Artist: Wallace Berman
Venue: Frank Elbaz, Paris
Exhibition Title: Verifax Collages
Curator: Sophie Dannenmüller
Date: January 10th – March 10th, 2009
Full gallery of images, press release and link available after the jump.
A legendary figure of the California Beat movement, Wallace Berman is generally remembered as unassuming, mystical and exceptionally charismatic. According to Dennis Hopper, “he affected and influenced everybody seriously involved in the arts in Los Angeles in the 50’s. If there was a guru, he was it – the high priest, the holy man, the rabbi.” Walters Hopps recalled “his magical touch of wit” – a magical touch still operating on younger generations who discover Berman’s work today. For the first solo exhibition of the artist ever organized in France, the Galerie Frank Elbaz presents a selection of grids and “shuffles” from his pioneering copy art works, the Verifax Collages.
Berman started using the Verifax photocopier around 1964. It remained his main artistic tool until his accidental death in 1976. Given his fascination for the power of words, the name “Verifax”, meaning something like “True Facts”, must have held a symbolic significance. It recalls for instance the titles of earlier works, Factum Fidei (1957) and Veritas Panel (1952-57), featured at the Ferus Gallery in 1957 – a legendary show closed by the police on grounds of pornography. With the Verifax, Berman was able to fuse several mediums that had long interested him, i.e. photography, collage and printing. The two-step gelatin dye transfer process of the Verifax is very similar to that of photography, although entirely automated. The original to be copied was placed on the Verifax glass plate and photographed; a negative image of the original was produced and needed to be re-introduced in the machine, before being discarded, to allow the final positive copy to be printed.
In the Verifax Collages, Berman made extensive use of an image of a hand holding a transistor radio, taken from an advertisement for a small 1963 Sony transistor, probably found by chance in a magazine. Berman covered the text of the ad with white paint, retaining only the image, and then cut out the rectangular space of the speaker to replace it with various other images, found in the press or in books. The artist worked directly on the Verifax plate, without creating an actual pasted down composition beforehand. In other word, there is no “original” collage in the ordinary sense: the photocopy of the ephemeral piece is the original work of art. Berman experimented with the process, varying the required dosage of activator baths, as well as the development and exposure times. He also incorporated the negatives into finished works instead of disposing of them. Furthermore, the printed photocopies were usually not simply left in the form they came out: chemicals applied on the still wet paper produced degrees of highlights, shades of sepia, as well as spots and splashes that look like accidents. As a result, exactly identical “copies” of any one “original” were never obtained.

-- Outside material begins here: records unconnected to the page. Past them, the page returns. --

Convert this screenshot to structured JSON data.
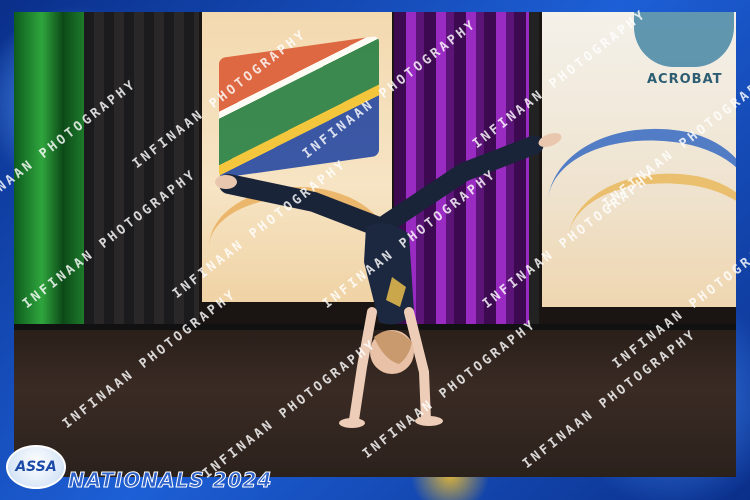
{
  "photo": {
    "subject": "gymnast",
    "banner_text": "ACROBAT"
  },
  "watermark": {
    "text": "INFINAAN PHOTOGRAPHY"
  },
  "branding": {
    "logo_text": "ASSA",
    "event_title": "NATIONALS 2024"
  },
  "colors": {
    "frame": "#0b3fa8",
    "event_title": "#2e62c9",
    "logo": "#1b4aa8"
  }
}
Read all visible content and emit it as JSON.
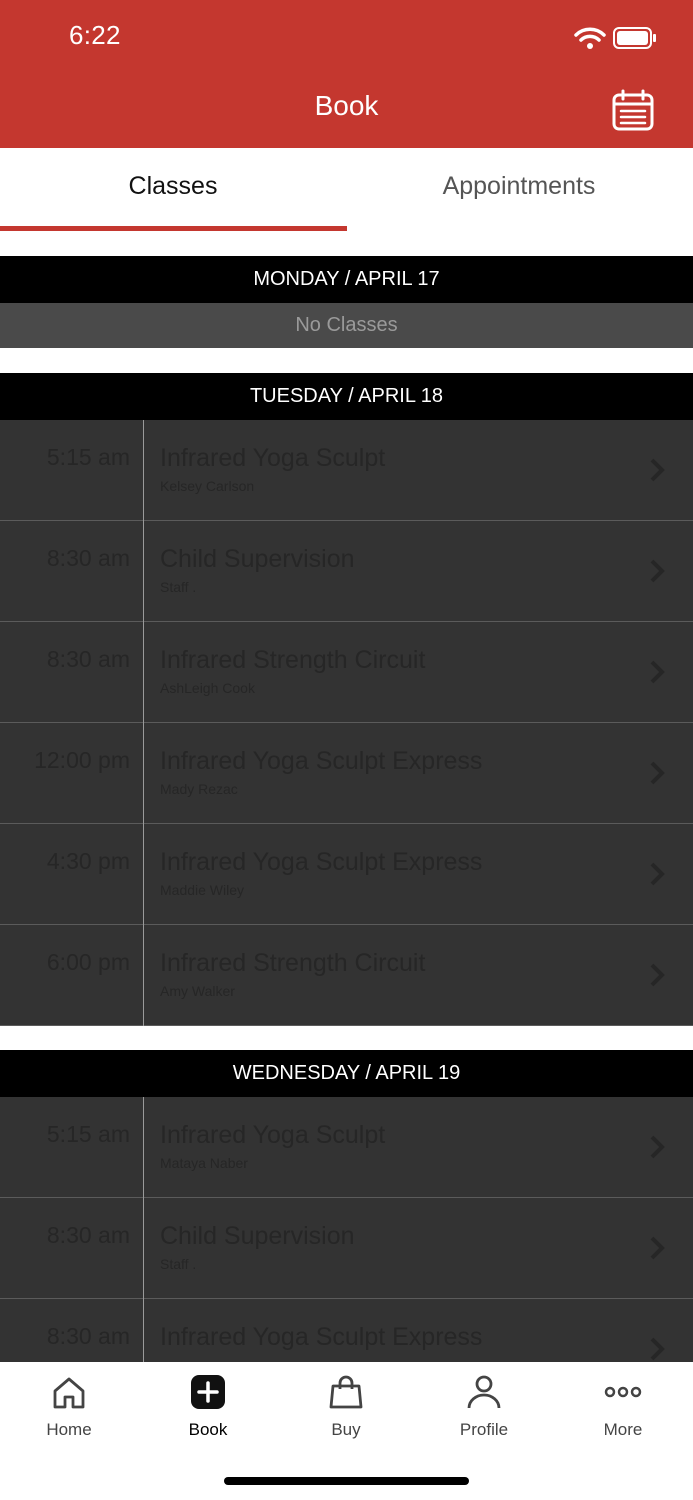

After completing a series of single photocopies, actual collages were composed by gluing down on a board from 4 to 56 different “hands”, side by side in a square grid pattern or overlapping in a “shuffle”. This is in fact the only time a real collage takes place, with visible joints between the fragments – this of course doesn’t happen with photocopying, which neutralizes all of the colors, paper qualities, layers and junctions. The so-called Verifax Collages (like today’s digital art) are hardly collages in the sense of cutting and pasting materials to a surface, but rather disparate visual elements blended by a quasi-magical operation. The visuals resulting from the automated process, fortuitous incidents and controlled hands-on manipulations were many times removed from the images placed in the Verifax at the beginning of this creative routine, in which artist, chance, and machine alternately took the upper hand.
– Sophie Dannenmüller